Work instructions
Copy each line below in which the string "glyph" occurs.

<<<<

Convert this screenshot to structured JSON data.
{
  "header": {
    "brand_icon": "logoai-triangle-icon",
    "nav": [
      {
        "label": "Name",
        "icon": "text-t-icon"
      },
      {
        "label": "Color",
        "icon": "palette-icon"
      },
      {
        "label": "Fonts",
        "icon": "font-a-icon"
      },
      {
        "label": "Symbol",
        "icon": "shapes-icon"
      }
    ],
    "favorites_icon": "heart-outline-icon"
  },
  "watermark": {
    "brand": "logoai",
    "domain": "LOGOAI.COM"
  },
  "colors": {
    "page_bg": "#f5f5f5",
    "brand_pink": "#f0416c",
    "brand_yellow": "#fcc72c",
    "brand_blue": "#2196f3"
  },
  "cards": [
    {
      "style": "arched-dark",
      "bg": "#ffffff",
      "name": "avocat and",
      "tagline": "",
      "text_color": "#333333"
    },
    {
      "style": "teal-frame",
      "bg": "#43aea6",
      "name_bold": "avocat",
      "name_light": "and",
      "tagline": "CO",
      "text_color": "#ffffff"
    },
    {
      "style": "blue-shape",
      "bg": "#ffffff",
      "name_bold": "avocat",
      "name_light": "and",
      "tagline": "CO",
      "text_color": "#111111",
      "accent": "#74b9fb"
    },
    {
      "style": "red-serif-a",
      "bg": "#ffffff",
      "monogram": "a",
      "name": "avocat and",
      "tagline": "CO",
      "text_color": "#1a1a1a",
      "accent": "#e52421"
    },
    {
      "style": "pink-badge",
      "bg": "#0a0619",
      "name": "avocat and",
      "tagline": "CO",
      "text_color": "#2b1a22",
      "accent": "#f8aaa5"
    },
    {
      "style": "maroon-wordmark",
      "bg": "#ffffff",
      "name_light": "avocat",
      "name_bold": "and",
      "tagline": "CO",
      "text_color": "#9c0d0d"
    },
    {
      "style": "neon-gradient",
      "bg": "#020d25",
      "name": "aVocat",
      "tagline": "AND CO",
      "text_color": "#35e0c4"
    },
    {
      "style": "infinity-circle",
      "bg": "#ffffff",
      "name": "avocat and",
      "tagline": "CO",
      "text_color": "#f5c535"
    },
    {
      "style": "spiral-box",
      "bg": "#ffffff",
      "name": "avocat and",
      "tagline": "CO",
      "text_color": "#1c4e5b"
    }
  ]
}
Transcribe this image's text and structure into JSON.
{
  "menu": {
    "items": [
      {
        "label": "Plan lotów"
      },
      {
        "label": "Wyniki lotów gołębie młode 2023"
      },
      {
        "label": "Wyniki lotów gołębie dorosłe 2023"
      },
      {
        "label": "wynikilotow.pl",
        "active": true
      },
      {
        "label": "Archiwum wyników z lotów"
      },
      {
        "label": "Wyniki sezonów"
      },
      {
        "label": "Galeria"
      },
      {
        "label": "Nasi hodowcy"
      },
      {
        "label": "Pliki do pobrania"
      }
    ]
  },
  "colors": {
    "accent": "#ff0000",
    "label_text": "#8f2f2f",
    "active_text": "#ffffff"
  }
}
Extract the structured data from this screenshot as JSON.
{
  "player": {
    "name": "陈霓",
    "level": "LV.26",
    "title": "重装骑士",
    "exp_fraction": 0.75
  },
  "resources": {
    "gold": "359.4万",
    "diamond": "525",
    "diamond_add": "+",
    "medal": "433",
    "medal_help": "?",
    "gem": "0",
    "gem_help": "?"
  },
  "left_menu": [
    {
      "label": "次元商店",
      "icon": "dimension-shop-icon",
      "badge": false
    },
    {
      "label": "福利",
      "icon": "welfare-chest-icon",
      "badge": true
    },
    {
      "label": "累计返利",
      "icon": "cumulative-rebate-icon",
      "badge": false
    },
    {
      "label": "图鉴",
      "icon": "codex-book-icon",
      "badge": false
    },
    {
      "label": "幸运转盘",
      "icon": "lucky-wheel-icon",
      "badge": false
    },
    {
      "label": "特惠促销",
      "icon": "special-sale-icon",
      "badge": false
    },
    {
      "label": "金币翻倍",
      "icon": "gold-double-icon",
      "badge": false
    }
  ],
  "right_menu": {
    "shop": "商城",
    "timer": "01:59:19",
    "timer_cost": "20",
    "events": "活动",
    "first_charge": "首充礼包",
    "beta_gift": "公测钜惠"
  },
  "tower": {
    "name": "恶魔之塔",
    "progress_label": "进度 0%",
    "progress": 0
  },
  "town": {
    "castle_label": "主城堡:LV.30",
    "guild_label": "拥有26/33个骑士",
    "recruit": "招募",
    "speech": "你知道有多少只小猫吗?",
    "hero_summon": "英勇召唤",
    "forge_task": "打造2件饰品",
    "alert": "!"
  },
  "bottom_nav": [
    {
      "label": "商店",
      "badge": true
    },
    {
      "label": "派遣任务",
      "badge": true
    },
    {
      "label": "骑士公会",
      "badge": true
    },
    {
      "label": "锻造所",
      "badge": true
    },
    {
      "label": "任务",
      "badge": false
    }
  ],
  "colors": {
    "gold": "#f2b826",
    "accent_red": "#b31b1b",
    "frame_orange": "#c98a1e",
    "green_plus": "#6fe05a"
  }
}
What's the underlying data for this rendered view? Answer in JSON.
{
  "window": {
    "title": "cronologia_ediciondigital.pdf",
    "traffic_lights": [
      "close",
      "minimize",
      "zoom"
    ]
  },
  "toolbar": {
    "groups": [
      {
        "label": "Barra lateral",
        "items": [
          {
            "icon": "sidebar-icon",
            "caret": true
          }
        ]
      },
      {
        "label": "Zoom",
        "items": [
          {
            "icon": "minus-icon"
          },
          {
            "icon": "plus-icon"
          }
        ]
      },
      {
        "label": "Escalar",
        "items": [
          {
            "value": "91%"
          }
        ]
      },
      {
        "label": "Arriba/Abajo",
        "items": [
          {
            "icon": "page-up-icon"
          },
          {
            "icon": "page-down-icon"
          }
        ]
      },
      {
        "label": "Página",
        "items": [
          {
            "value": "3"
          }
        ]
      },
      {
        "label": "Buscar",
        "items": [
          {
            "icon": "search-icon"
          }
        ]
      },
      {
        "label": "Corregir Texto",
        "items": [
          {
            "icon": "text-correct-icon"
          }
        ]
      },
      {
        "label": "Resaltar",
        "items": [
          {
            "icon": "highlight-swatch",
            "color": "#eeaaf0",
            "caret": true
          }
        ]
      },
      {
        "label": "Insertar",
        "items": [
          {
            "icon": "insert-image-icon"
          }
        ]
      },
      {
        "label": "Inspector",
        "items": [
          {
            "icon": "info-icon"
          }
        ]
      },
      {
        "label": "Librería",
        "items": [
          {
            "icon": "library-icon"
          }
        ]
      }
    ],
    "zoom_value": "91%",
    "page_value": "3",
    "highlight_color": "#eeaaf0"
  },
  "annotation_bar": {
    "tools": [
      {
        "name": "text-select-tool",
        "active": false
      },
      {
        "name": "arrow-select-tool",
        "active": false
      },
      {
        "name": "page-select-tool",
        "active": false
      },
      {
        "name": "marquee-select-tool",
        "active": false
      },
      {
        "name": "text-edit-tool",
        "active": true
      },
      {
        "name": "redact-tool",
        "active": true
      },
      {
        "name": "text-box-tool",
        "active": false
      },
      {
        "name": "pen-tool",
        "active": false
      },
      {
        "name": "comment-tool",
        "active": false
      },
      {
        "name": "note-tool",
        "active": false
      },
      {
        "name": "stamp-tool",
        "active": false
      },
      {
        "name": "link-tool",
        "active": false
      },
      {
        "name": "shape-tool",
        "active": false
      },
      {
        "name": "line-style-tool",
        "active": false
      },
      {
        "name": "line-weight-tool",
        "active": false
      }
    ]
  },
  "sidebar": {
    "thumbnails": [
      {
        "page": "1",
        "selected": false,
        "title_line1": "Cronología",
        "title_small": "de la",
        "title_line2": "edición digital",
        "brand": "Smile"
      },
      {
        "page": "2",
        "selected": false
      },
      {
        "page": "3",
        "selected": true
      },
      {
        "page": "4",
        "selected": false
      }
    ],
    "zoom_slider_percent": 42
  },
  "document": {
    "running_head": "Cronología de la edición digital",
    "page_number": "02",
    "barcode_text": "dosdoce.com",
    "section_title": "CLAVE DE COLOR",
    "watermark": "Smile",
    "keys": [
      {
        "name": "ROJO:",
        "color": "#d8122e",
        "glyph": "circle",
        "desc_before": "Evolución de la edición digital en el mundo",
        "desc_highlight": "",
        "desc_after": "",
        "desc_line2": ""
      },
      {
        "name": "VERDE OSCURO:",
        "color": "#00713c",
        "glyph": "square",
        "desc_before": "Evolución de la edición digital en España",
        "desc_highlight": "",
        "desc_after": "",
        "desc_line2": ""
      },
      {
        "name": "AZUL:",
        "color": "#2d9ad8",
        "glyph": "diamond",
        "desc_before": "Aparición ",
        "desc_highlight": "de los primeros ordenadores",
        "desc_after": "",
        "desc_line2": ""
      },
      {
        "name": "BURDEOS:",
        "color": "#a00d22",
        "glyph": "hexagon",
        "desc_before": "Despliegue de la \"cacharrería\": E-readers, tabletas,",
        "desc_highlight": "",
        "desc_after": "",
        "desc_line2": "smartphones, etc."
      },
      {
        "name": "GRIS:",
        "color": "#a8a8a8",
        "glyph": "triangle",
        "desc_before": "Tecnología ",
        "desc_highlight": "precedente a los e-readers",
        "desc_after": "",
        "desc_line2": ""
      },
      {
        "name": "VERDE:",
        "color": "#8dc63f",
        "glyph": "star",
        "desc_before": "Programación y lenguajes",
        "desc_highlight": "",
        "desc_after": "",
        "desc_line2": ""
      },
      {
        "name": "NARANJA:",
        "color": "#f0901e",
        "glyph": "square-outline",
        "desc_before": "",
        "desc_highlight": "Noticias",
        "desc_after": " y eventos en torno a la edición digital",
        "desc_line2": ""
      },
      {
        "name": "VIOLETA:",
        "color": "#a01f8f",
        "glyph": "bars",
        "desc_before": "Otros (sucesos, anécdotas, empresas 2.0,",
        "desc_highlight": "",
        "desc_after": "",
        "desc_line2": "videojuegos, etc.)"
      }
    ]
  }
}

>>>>

Answer to the problem
        "glyph": "circle",
        "glyph": "square",
        "glyph": "diamond",
        "glyph": "hexagon",
        "glyph": "triangle",
        "glyph": "star",
        "glyph": "square-outline",
        "glyph": "bars",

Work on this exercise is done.